■ TASK: The listing that follows must be given again in full and exactly.

■ RECORDS FOR THIS EXERCISE:

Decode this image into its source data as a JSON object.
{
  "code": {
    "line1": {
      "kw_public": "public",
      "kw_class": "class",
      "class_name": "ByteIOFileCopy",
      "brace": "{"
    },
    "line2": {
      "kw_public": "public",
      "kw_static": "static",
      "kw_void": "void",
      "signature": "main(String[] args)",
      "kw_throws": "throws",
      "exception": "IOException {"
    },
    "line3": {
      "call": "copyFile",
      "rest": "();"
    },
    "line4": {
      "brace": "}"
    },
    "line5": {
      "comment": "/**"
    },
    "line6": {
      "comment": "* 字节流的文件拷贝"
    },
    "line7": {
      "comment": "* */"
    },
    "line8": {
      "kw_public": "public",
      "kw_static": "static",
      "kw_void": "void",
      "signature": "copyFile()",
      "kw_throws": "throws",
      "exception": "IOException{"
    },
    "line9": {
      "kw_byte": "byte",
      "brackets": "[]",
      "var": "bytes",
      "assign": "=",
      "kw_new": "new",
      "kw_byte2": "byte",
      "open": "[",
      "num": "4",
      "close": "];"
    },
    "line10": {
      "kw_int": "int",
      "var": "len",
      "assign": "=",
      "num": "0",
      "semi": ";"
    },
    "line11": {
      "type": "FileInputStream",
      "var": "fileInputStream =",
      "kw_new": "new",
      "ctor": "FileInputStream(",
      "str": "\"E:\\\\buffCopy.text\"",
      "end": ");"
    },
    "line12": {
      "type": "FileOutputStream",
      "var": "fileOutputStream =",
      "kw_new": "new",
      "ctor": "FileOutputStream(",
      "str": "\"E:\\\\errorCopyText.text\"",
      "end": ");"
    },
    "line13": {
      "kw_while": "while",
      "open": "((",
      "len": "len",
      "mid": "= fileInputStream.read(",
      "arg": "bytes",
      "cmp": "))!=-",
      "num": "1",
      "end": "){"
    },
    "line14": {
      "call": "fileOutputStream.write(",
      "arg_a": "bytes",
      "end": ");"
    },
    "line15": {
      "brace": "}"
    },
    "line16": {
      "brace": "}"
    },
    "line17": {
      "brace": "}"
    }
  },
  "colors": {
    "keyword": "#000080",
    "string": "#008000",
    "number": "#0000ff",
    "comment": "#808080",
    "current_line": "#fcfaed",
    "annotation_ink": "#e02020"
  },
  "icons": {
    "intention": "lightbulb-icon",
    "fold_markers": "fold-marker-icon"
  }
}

■ ANSWER TO THIS EXERCISE:
Decode this image into its source data as a JSON object.
{
  "code": {
    "line1": {
      "kw_public": "public",
      "kw_class": "class",
      "class_name": "ByteIOFileCopy",
      "brace": "{"
    },
    "line2": {
      "kw_public": "public",
      "kw_static": "static",
      "kw_void": "void",
      "signature": "main(String[] args)",
      "kw_throws": "throws",
      "exception": "IOException {"
    },
    "line3": {
      "call": "copyFile",
      "rest": "();"
    },
    "line4": {
      "brace": "}"
    },
    "line5": {
      "comment": "/**"
    },
    "line6": {
      "comment": "* 字节流的文件拷贝"
    },
    "line7": {
      "comment": "* */"
    },
    "line8": {
      "kw_public": "public",
      "kw_static": "static",
      "kw_void": "void",
      "signature": "copyFile()",
      "kw_throws": "throws",
      "exception": "IOException{"
    },
    "line9": {
      "kw_byte": "byte",
      "brackets": "[]",
      "var": "bytes",
      "assign": "=",
      "kw_new": "new",
      "kw_byte2": "byte",
      "open": "[",
      "num": "4",
      "close": "];"
    },
    "line10": {
      "kw_int": "int",
      "var": "len",
      "assign": "=",
      "num": "0",
      "semi": ";"
    },
    "line11": {
      "type": "FileInputStream",
      "var": "fileInputStream =",
      "kw_new": "new",
      "ctor": "FileInputStream(",
      "str": "\"E:\\\\buffCopy.text\"",
      "end": ");"
    },
    "line12": {
      "type": "FileOutputStream",
      "var": "fileOutputStream =",
      "kw_new": "new",
      "ctor": "FileOutputStream(",
      "str": "\"E:\\\\errorCopyText.text\"",
      "end": ");"
    },
    "line13": {
      "kw_while": "while",
      "open": "((",
      "len": "len",
      "mid": "= fileInputStream.read(",
      "arg": "bytes",
      "cmp": "))!=-",
      "num": "1",
      "end": "){"
    },
    "line14": {
      "call": "fileOutputStream.write(",
      "arg_a": "bytes",
      "end": ");"
    },
    "line15": {
      "brace": "}"
    },
    "line16": {
      "brace": "}"
    },
    "line17": {
      "brace": "}"
    }
  },
  "colors": {
    "keyword": "#000080",
    "string": "#008000",
    "number": "#0000ff",
    "comment": "#808080",
    "current_line": "#fcfaed",
    "annotation_ink": "#e02020"
  },
  "icons": {
    "intention": "lightbulb-icon",
    "fold_markers": "fold-marker-icon"
  }
}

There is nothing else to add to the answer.